Taking a single breath and getting out of bed are pretty fantastic achievements some days. The emotional expression of grief is exhausting to our physical bodies, our heart, and mind. When we recognize the reality that grief affects our WHOLE being, we can be tender with ourselves as we reintegrate into a new life. There will be old patterns and behaviors that no longer serve our well-being, which is a part of grief. Letting go of the parts of our lives that we enjoyed but now have no fulfillment or meaning is painful. Discovering new activities, places, people, and experiences that encourage us to say YES to living today takes work and energy. Part of our grieving journey is creating new life and living through significant changes. So give yourself a break when your body feels exhausted and tired. But also, be fierce with yourself when it is time to push out of unhealthy coping skills. Learn to be very mindful and aware of what adds energy and what depletes you. Continue to step towards those life-affirming experiences and gently let go of what no longer serves you.  
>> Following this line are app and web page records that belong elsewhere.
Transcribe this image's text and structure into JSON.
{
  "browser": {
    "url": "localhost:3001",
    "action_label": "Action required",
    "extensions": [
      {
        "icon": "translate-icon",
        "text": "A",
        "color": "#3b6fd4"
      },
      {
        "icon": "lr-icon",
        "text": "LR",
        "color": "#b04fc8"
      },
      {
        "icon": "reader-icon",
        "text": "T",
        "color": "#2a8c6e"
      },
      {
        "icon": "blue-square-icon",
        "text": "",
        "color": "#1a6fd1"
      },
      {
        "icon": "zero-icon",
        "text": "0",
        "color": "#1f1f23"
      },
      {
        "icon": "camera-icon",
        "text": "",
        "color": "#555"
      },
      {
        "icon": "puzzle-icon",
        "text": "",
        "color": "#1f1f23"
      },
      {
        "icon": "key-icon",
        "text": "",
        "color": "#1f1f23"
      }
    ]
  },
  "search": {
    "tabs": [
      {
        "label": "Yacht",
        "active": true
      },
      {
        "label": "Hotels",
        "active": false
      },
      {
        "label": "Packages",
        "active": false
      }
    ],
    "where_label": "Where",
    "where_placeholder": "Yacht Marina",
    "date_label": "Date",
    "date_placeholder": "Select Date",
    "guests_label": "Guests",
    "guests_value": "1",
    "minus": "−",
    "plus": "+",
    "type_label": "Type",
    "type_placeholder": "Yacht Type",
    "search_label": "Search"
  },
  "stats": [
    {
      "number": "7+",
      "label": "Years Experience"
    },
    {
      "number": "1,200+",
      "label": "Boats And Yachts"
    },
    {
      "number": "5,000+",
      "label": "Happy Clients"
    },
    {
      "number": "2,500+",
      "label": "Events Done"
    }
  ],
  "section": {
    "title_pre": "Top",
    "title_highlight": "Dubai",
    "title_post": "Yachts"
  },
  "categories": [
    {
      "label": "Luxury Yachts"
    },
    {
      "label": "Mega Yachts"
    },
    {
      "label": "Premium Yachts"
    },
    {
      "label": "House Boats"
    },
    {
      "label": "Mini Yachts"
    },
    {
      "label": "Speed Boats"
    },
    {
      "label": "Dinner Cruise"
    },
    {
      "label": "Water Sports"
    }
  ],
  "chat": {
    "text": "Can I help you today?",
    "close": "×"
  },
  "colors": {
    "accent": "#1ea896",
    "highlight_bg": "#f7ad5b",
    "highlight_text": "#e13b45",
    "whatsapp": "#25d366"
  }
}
There will be moments we must take self-care days to fully express our beautiful grieving hearts and nourish our tired bodies. There will be days when we wake up with an extra ounce of hope-filled energy and choose to explore the undiscovered. Continuing to listen to the experiences that feel restorative and replenishing will give us the nourishment we need to keep growing into our new lives. Just like the car driving through the freezing snowstorm with ice on the road that must stop to refuel and replace any worn out parts, we too must honor ourselves by listening to our bodies. With balance, variety, support, and listening to your body, make sure to add some type of physical movement into your healing journey!  

Content from the Spiral Health Education, LLC website and blog does not provide medical advice, diagnosis or treatment. The information provided on this website is intended for general consumer understanding and not intended to be a substitute for professional medical advice. This website and its owner strive to offer the latest in whole health education and wellness information. By using this website, you hereby consent to the disclaimer and agree to all terms, policies, and conditions. Whole Health Educator/Coach™ Is used with permission from the National Institute of Whole Health. All rights reserved.

+